START Study material

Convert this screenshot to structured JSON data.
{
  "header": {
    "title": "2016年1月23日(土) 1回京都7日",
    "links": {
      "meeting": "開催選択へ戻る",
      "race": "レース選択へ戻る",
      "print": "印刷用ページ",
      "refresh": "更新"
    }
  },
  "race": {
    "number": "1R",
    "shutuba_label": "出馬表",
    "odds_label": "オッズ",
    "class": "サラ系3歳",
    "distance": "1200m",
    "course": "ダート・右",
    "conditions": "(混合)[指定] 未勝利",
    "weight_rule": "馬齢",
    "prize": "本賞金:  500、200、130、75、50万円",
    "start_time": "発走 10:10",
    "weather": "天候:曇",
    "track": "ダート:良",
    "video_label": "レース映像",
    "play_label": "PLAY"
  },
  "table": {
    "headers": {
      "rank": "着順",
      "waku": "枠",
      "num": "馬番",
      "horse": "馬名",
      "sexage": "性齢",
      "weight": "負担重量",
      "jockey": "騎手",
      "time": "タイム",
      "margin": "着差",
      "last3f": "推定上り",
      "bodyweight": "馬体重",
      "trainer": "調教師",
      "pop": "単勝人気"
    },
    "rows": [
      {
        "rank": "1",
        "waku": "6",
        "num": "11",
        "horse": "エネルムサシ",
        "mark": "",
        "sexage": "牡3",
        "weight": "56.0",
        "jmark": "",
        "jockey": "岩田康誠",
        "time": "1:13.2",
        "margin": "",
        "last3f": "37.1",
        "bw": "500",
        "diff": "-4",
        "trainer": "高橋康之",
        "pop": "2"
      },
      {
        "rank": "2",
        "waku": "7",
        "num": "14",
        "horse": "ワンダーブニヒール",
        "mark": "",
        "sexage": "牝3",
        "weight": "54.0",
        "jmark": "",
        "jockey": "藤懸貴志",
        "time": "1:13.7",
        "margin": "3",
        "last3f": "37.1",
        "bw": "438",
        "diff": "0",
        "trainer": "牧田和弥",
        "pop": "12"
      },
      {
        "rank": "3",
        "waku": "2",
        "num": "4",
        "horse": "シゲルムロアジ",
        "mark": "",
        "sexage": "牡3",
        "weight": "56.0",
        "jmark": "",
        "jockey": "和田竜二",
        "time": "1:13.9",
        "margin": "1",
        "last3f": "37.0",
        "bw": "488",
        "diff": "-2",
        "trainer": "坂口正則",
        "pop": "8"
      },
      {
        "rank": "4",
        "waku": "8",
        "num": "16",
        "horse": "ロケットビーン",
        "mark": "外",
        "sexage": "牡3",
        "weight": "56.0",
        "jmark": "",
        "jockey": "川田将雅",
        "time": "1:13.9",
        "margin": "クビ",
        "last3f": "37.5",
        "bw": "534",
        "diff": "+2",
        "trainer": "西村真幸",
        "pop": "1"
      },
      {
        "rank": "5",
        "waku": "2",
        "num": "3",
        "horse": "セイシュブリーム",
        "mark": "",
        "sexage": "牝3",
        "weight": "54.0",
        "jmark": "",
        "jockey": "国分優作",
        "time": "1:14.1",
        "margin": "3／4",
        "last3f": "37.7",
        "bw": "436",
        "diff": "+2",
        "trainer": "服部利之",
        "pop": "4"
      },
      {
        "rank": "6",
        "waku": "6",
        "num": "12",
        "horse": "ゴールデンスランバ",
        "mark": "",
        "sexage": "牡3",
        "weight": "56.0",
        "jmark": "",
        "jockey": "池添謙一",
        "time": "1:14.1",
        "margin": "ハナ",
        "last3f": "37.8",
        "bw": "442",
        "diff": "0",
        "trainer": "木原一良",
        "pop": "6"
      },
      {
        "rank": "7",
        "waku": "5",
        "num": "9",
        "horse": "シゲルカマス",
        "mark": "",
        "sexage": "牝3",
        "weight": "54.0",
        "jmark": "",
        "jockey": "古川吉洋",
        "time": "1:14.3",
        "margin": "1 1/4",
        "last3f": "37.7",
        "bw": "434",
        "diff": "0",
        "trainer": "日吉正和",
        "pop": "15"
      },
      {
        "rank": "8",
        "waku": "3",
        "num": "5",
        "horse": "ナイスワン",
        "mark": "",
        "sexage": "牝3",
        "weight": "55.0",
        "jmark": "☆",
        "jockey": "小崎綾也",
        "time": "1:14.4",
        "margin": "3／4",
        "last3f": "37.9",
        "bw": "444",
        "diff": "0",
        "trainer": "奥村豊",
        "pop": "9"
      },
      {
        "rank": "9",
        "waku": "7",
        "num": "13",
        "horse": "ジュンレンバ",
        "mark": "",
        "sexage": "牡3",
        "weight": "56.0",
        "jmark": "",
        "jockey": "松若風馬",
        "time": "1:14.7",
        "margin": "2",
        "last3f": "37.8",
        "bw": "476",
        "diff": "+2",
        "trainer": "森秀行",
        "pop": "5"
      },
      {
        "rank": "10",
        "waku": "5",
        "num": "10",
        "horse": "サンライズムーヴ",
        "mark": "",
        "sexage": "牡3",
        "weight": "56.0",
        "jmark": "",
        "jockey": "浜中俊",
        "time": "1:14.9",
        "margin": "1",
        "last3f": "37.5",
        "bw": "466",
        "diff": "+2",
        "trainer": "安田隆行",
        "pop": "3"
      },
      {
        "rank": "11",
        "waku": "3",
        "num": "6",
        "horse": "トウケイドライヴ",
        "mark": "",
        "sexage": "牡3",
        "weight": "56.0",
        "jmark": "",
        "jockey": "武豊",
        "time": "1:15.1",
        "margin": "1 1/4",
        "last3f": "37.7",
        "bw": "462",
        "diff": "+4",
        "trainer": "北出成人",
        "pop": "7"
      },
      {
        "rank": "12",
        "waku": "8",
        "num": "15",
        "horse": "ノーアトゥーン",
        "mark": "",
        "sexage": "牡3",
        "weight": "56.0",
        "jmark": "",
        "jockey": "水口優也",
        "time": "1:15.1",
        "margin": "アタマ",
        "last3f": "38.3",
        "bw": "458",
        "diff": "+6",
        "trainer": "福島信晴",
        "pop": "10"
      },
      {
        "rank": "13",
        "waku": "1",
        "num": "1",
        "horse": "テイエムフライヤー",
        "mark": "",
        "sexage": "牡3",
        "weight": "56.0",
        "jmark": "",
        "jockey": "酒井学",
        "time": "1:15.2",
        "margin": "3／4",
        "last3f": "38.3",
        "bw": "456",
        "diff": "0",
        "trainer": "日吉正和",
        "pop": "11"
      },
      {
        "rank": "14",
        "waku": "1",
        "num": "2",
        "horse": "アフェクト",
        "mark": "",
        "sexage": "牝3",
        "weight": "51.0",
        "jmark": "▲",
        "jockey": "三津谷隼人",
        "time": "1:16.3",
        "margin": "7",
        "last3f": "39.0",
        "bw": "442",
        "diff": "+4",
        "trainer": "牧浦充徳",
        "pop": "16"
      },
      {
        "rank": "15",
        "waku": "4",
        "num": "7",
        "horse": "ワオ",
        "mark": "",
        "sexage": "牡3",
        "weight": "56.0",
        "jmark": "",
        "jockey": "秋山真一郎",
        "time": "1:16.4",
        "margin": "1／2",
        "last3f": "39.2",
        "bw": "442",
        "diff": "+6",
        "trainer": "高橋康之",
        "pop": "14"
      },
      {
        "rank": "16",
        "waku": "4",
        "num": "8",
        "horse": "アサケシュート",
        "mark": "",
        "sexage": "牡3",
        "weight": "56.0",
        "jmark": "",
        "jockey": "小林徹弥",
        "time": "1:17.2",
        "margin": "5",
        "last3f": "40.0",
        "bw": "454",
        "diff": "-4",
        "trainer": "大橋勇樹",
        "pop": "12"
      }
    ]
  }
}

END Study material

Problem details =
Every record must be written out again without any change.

Answer box =
Convert this screenshot to structured JSON data.
{
  "header": {
    "title": "2016年1月23日(土) 1回京都7日",
    "links": {
      "meeting": "開催選択へ戻る",
      "race": "レース選択へ戻る",
      "print": "印刷用ページ",
      "refresh": "更新"
    }
  },
  "race": {
    "number": "1R",
    "shutuba_label": "出馬表",
    "odds_label": "オッズ",
    "class": "サラ系3歳",
    "distance": "1200m",
    "course": "ダート・右",
    "conditions": "(混合)[指定] 未勝利",
    "weight_rule": "馬齢",
    "prize": "本賞金:  500、200、130、75、50万円",
    "start_time": "発走 10:10",
    "weather": "天候:曇",
    "track": "ダート:良",
    "video_label": "レース映像",
    "play_label": "PLAY"
  },
  "table": {
    "headers": {
      "rank": "着順",
      "waku": "枠",
      "num": "馬番",
      "horse": "馬名",
      "sexage": "性齢",
      "weight": "負担重量",
      "jockey": "騎手",
      "time": "タイム",
      "margin": "着差",
      "last3f": "推定上り",
      "bodyweight": "馬体重",
      "trainer": "調教師",
      "pop": "単勝人気"
    },
    "rows": [
      {
        "rank": "1",
        "waku": "6",
        "num": "11",
        "horse": "エネルムサシ",
        "mark": "",
        "sexage": "牡3",
        "weight": "56.0",
        "jmark": "",
        "jockey": "岩田康誠",
        "time": "1:13.2",
        "margin": "",
        "last3f": "37.1",
        "bw": "500",
        "diff": "-4",
        "trainer": "高橋康之",
        "pop": "2"
      },
      {
        "rank": "2",
        "waku": "7",
        "num": "14",
        "horse": "ワンダーブニヒール",
        "mark": "",
        "sexage": "牝3",
        "weight": "54.0",
        "jmark": "",
        "jockey": "藤懸貴志",
        "time": "1:13.7",
        "margin": "3",
        "last3f": "37.1",
        "bw": "438",
        "diff": "0",
        "trainer": "牧田和弥",
        "pop": "12"
      },
      {
        "rank": "3",
        "waku": "2",
        "num": "4",
        "horse": "シゲルムロアジ",
        "mark": "",
        "sexage": "牡3",
        "weight": "56.0",
        "jmark": "",
        "jockey": "和田竜二",
        "time": "1:13.9",
        "margin": "1",
        "last3f": "37.0",
        "bw": "488",
        "diff": "-2",
        "trainer": "坂口正則",
        "pop": "8"
      },
      {
        "rank": "4",
        "waku": "8",
        "num": "16",
        "horse": "ロケットビーン",
        "mark": "外",
        "sexage": "牡3",
        "weight": "56.0",
        "jmark": "",
        "jockey": "川田将雅",
        "time": "1:13.9",
        "margin": "クビ",
        "last3f": "37.5",
        "bw": "534",
        "diff": "+2",
        "trainer": "西村真幸",
        "pop": "1"
      },
      {
        "rank": "5",
        "waku": "2",
        "num": "3",
        "horse": "セイシュブリーム",
        "mark": "",
        "sexage": "牝3",
        "weight": "54.0",
        "jmark": "",
        "jockey": "国分優作",
        "time": "1:14.1",
        "margin": "3／4",
        "last3f": "37.7",
        "bw": "436",
        "diff": "+2",
        "trainer": "服部利之",
        "pop": "4"
      },
      {
        "rank": "6",
        "waku": "6",
        "num": "12",
        "horse": "ゴールデンスランバ",
        "mark": "",
        "sexage": "牡3",
        "weight": "56.0",
        "jmark": "",
        "jockey": "池添謙一",
        "time": "1:14.1",
        "margin": "ハナ",
        "last3f": "37.8",
        "bw": "442",
        "diff": "0",
        "trainer": "木原一良",
        "pop": "6"
      },
      {
        "rank": "7",
        "waku": "5",
        "num": "9",
        "horse": "シゲルカマス",
        "mark": "",
        "sexage": "牝3",
        "weight": "54.0",
        "jmark": "",
        "jockey": "古川吉洋",
        "time": "1:14.3",
        "margin": "1 1/4",
        "last3f": "37.7",
        "bw": "434",
        "diff": "0",
        "trainer": "日吉正和",
        "pop": "15"
      },
      {
        "rank": "8",
        "waku": "3",
        "num": "5",
        "horse": "ナイスワン",
        "mark": "",
        "sexage": "牝3",
        "weight": "55.0",
        "jmark": "☆",
        "jockey": "小崎綾也",
        "time": "1:14.4",
        "margin": "3／4",
        "last3f": "37.9",
        "bw": "444",
        "diff": "0",
        "trainer": "奥村豊",
        "pop": "9"
      },
      {
        "rank": "9",
        "waku": "7",
        "num": "13",
        "horse": "ジュンレンバ",
        "mark": "",
        "sexage": "牡3",
        "weight": "56.0",
        "jmark": "",
        "jockey": "松若風馬",
        "time": "1:14.7",
        "margin": "2",
        "last3f": "37.8",
        "bw": "476",
        "diff": "+2",
        "trainer": "森秀行",
        "pop": "5"
      },
      {
        "rank": "10",
        "waku": "5",
        "num": "10",
        "horse": "サンライズムーヴ",
        "mark": "",
        "sexage": "牡3",
        "weight": "56.0",
        "jmark": "",
        "jockey": "浜中俊",
        "time": "1:14.9",
        "margin": "1",
        "last3f": "37.5",
        "bw": "466",
        "diff": "+2",
        "trainer": "安田隆行",
        "pop": "3"
      },
      {
        "rank": "11",
        "waku": "3",
        "num": "6",
        "horse": "トウケイドライヴ",
        "mark": "",
        "sexage": "牡3",
        "weight": "56.0",
        "jmark": "",
        "jockey": "武豊",
        "time": "1:15.1",
        "margin": "1 1/4",
        "last3f": "37.7",
        "bw": "462",
        "diff": "+4",
        "trainer": "北出成人",
        "pop": "7"
      },
      {
        "rank": "12",
        "waku": "8",
        "num": "15",
        "horse": "ノーアトゥーン",
        "mark": "",
        "sexage": "牡3",
        "weight": "56.0",
        "jmark": "",
        "jockey": "水口優也",
        "time": "1:15.1",
        "margin": "アタマ",
        "last3f": "38.3",
        "bw": "458",
        "diff": "+6",
        "trainer": "福島信晴",
        "pop": "10"
      },
      {
        "rank": "13",
        "waku": "1",
        "num": "1",
        "horse": "テイエムフライヤー",
        "mark": "",
        "sexage": "牡3",
        "weight": "56.0",
        "jmark": "",
        "jockey": "酒井学",
        "time": "1:15.2",
        "margin": "3／4",
        "last3f": "38.3",
        "bw": "456",
        "diff": "0",
        "trainer": "日吉正和",
        "pop": "11"
      },
      {
        "rank": "14",
        "waku": "1",
        "num": "2",
        "horse": "アフェクト",
        "mark": "",
        "sexage": "牝3",
        "weight": "51.0",
        "jmark": "▲",
        "jockey": "三津谷隼人",
        "time": "1:16.3",
        "margin": "7",
        "last3f": "39.0",
        "bw": "442",
        "diff": "+4",
        "trainer": "牧浦充徳",
        "pop": "16"
      },
      {
        "rank": "15",
        "waku": "4",
        "num": "7",
        "horse": "ワオ",
        "mark": "",
        "sexage": "牡3",
        "weight": "56.0",
        "jmark": "",
        "jockey": "秋山真一郎",
        "time": "1:16.4",
        "margin": "1／2",
        "last3f": "39.2",
        "bw": "442",
        "diff": "+6",
        "trainer": "高橋康之",
        "pop": "14"
      },
      {
        "rank": "16",
        "waku": "4",
        "num": "8",
        "horse": "アサケシュート",
        "mark": "",
        "sexage": "牡3",
        "weight": "56.0",
        "jmark": "",
        "jockey": "小林徹弥",
        "time": "1:17.2",
        "margin": "5",
        "last3f": "40.0",
        "bw": "454",
        "diff": "-4",
        "trainer": "大橋勇樹",
        "pop": "12"
      }
    ]
  }
}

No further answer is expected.